## PROBLEM DETAILS
Return every line from the records below in which the word "application" is found.

## INPUT RECORDS
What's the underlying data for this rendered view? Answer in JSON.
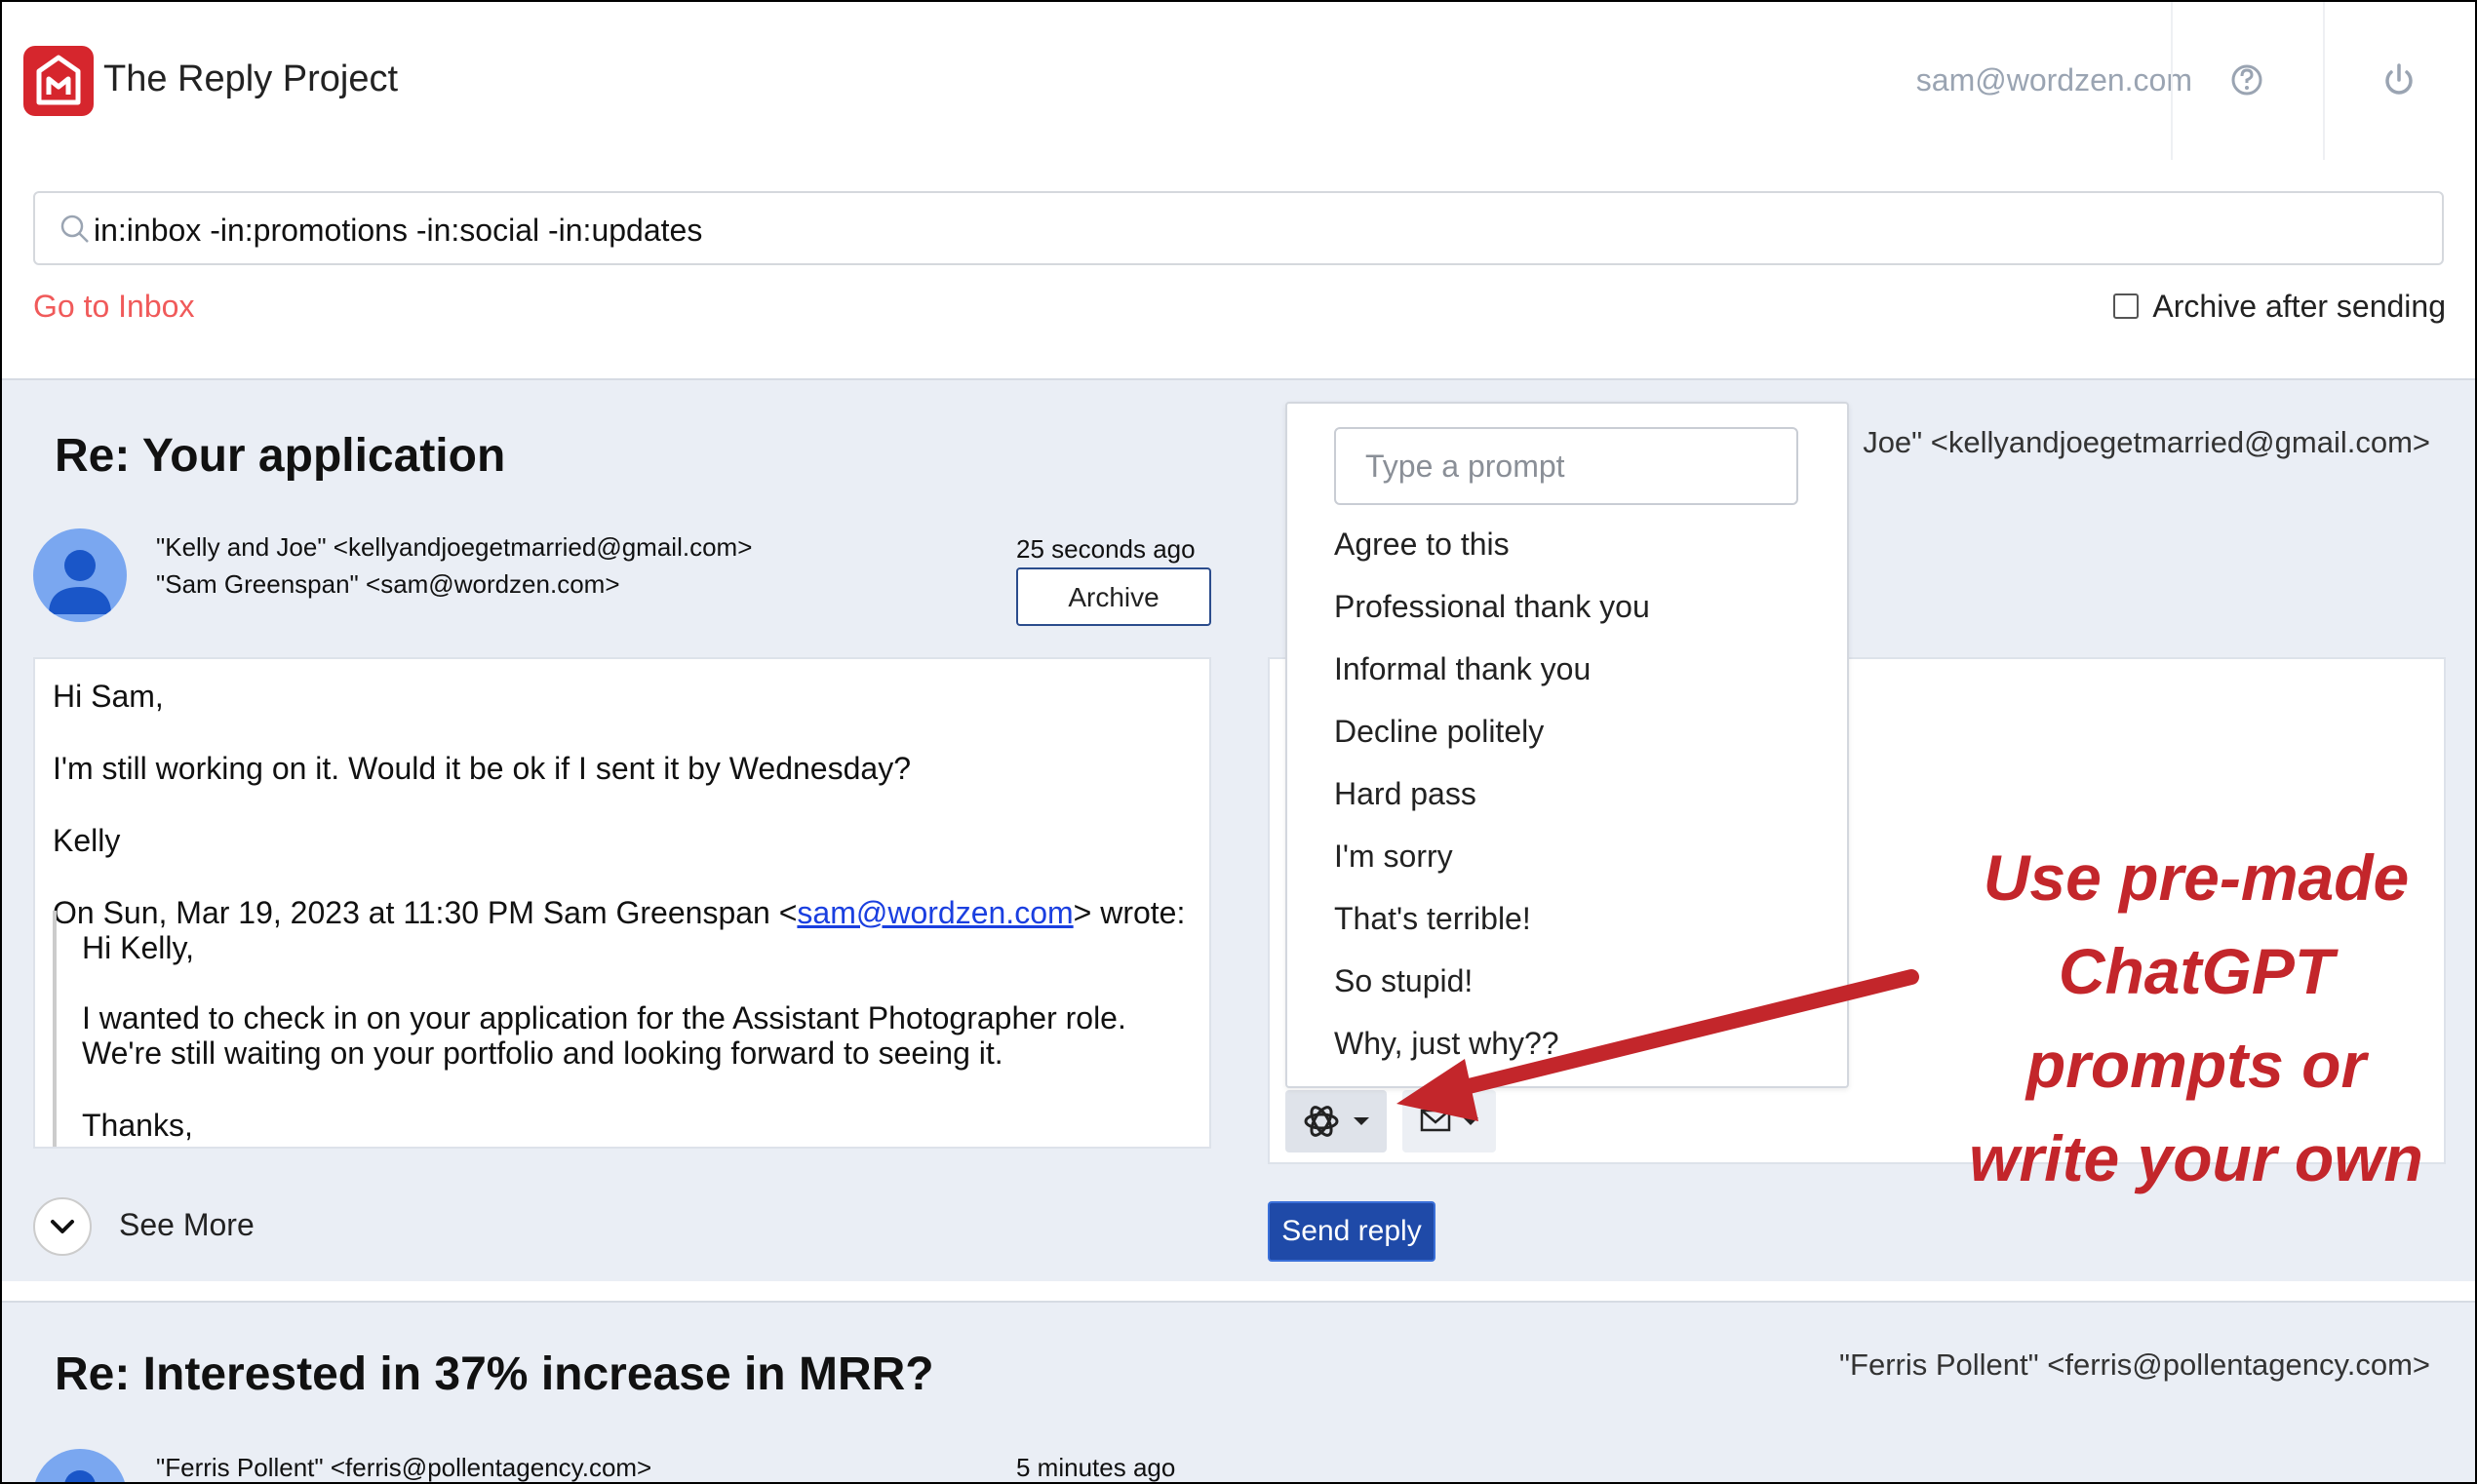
{
  "header": {
    "app_title": "The Reply Project",
    "user_email": "sam@wordzen.com",
    "icons": [
      "help-icon",
      "power-icon"
    ]
  },
  "search": {
    "value": "in:inbox -in:promotions -in:social -in:updates",
    "icon": "search-icon"
  },
  "nav": {
    "go_to_inbox": "Go to Inbox",
    "archive_after_sending": "Archive after sending"
  },
  "thread1": {
    "subject": "Re: Your application",
    "from": "\"Kelly and Joe\" <kellyandjoegetmarried@gmail.com>",
    "to": "\"Sam Greenspan\" <sam@wordzen.com>",
    "to_right_partial": "Joe\" <kellyandjoegetmarried@gmail.com>",
    "timestamp": "25 seconds ago",
    "archive_label": "Archive",
    "body": {
      "greeting": "Hi Sam,",
      "line1": "I'm still working on it. Would it be ok if I sent it by Wednesday?",
      "signoff": "Kelly",
      "quote_header_pre": "On Sun, Mar 19, 2023 at 11:30 PM Sam Greenspan <",
      "quote_header_link": "sam@wordzen.com",
      "quote_header_post": "> wrote:",
      "quote_greeting": "Hi Kelly,",
      "quote_line1": "I wanted to check in on your application for the Assistant Photographer role.",
      "quote_line2": "We're still waiting on your portfolio and looking forward to seeing it.",
      "quote_thanks": "Thanks,"
    },
    "see_more": "See More",
    "send_reply": "Send reply"
  },
  "prompt_menu": {
    "placeholder": "Type a prompt",
    "items": [
      "Agree to this",
      "Professional thank you",
      "Informal thank you",
      "Decline politely",
      "Hard pass",
      "I'm sorry",
      "That's terrible!",
      "So stupid!",
      "Why, just why??"
    ]
  },
  "toolbar_icons": [
    "openai-icon",
    "mail-icon"
  ],
  "thread2": {
    "subject": "Re: Interested in 37% increase in MRR?",
    "to_right": "\"Ferris Pollent\" <ferris@pollentagency.com>",
    "from": "\"Ferris Pollent\" <ferris@pollentagency.com>",
    "timestamp": "5 minutes ago"
  },
  "annotation": {
    "line1": "Use pre-made",
    "line2": "ChatGPT prompts or",
    "line3": "write your own",
    "color": "#c3262b"
  },
  "colors": {
    "brand": "#d6262d",
    "link_red": "#f05a5a",
    "send_button": "#1f4aa8",
    "panel_bg": "#eaeef5"
  }
}
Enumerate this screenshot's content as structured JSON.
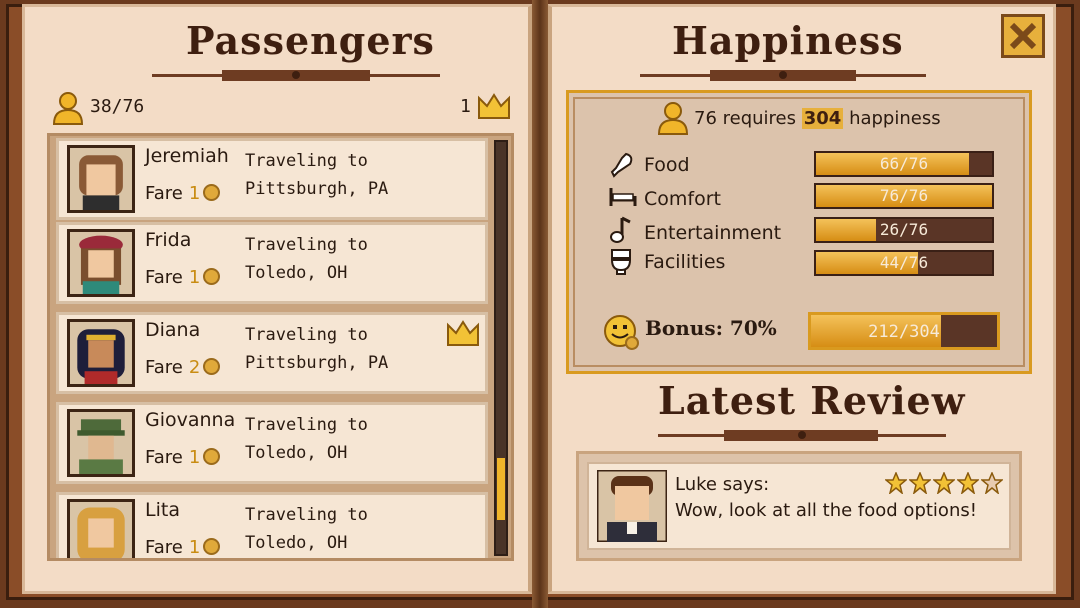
{
  "passengers": {
    "title": "Passengers",
    "count": "38/76",
    "vip_count": "1",
    "list": [
      {
        "name": "Jeremiah",
        "fare_label": "Fare",
        "fare": "1",
        "destination": "Traveling to Pittsburgh, PA",
        "vip": false
      },
      {
        "name": "Frida",
        "fare_label": "Fare",
        "fare": "1",
        "destination": "Traveling to Toledo, OH",
        "vip": false
      },
      {
        "name": "Diana",
        "fare_label": "Fare",
        "fare": "2",
        "destination": "Traveling to Pittsburgh, PA",
        "vip": true
      },
      {
        "name": "Giovanna",
        "fare_label": "Fare",
        "fare": "1",
        "destination": "Traveling to Toledo, OH",
        "vip": false
      },
      {
        "name": "Lita",
        "fare_label": "Fare",
        "fare": "1",
        "destination": "Traveling to Toledo, OH",
        "vip": false
      }
    ]
  },
  "happiness": {
    "title": "Happiness",
    "requirement_count": "76",
    "requirement_mid": "requires",
    "requirement_value": "304",
    "requirement_suffix": "happiness",
    "stats": [
      {
        "label": "Food",
        "value": "66/76",
        "fraction": 0.868,
        "icon": "food-icon"
      },
      {
        "label": "Comfort",
        "value": "76/76",
        "fraction": 1.0,
        "icon": "bed-icon"
      },
      {
        "label": "Entertainment",
        "value": "26/76",
        "fraction": 0.342,
        "icon": "music-note-icon"
      },
      {
        "label": "Facilities",
        "value": "44/76",
        "fraction": 0.579,
        "icon": "toilet-icon"
      }
    ],
    "bonus_label": "Bonus: 70%",
    "bonus_value": "212/304",
    "bonus_fraction": 0.697
  },
  "review": {
    "title": "Latest Review",
    "author_line": "Luke says:",
    "text": "Wow, look at all the food options!",
    "stars": 4,
    "max_stars": 5
  },
  "colors": {
    "page": "#f3dcc6",
    "accent_gold": "#e7b03c",
    "heading": "#3e1f10"
  }
}
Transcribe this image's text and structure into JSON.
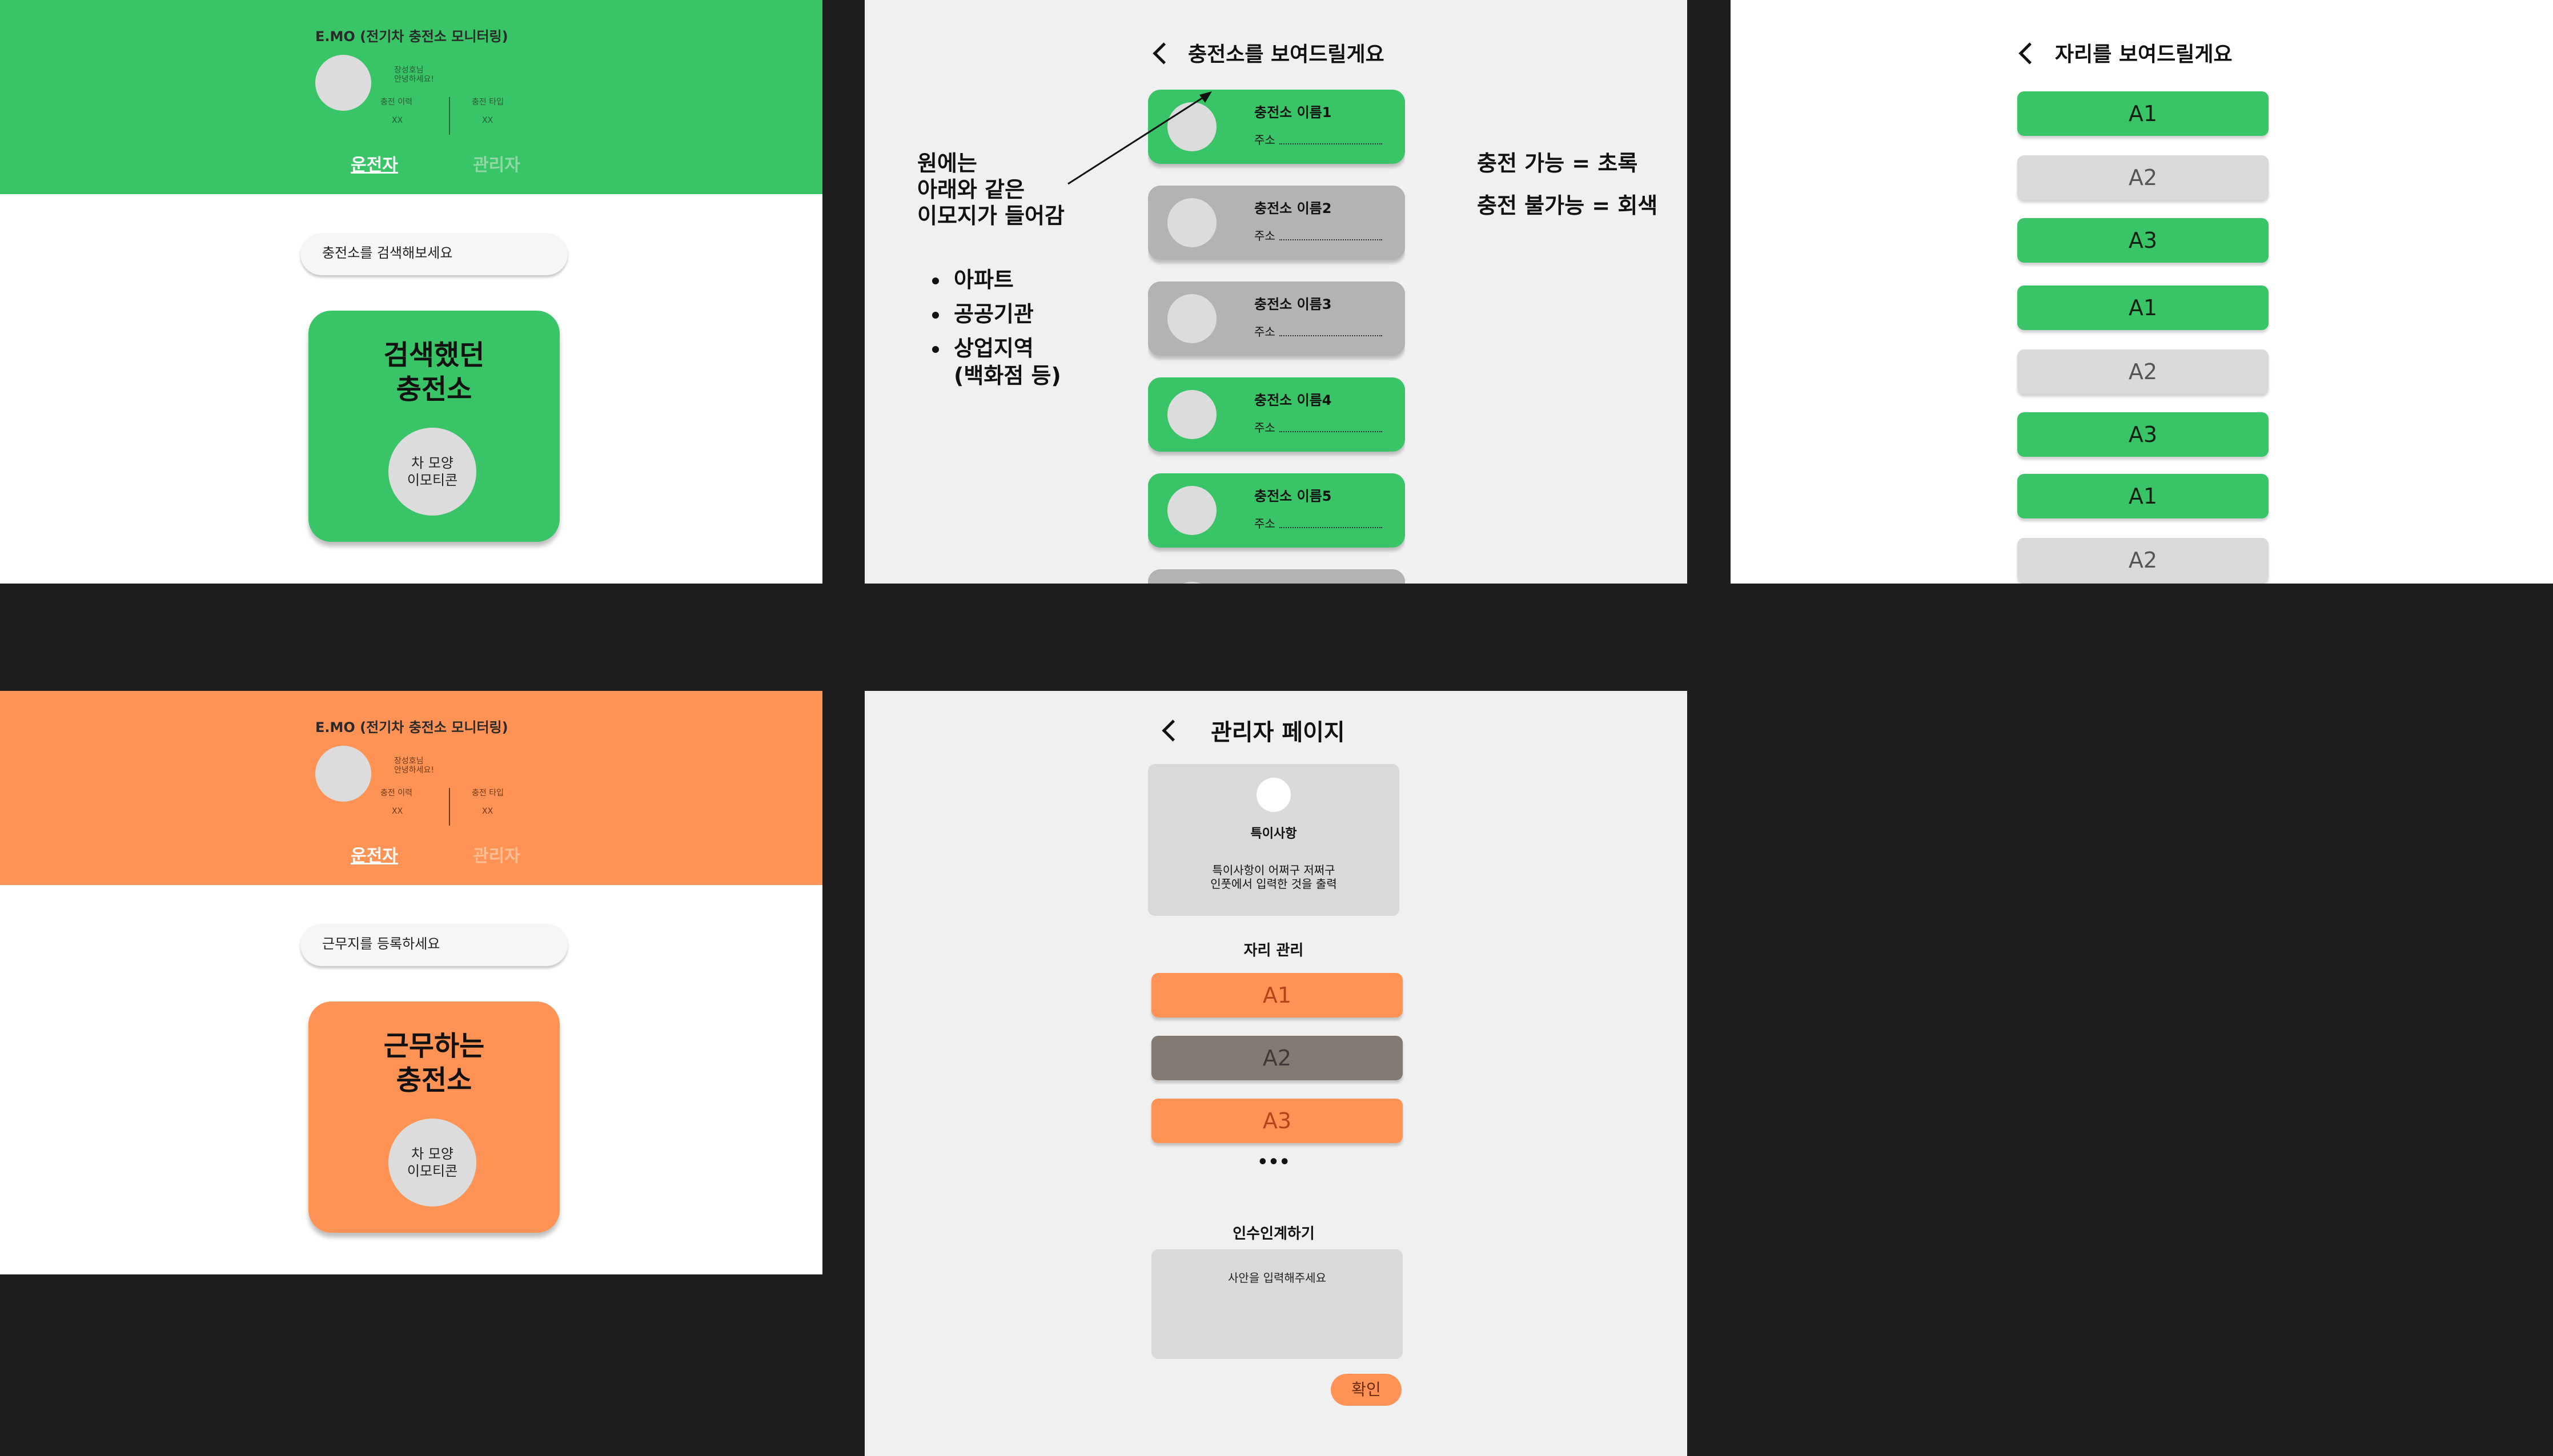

## REPLY
    "subject": "Re: Your application",
      "quote_line1": "I wanted to check in on your application for the Assistant Photographer role.",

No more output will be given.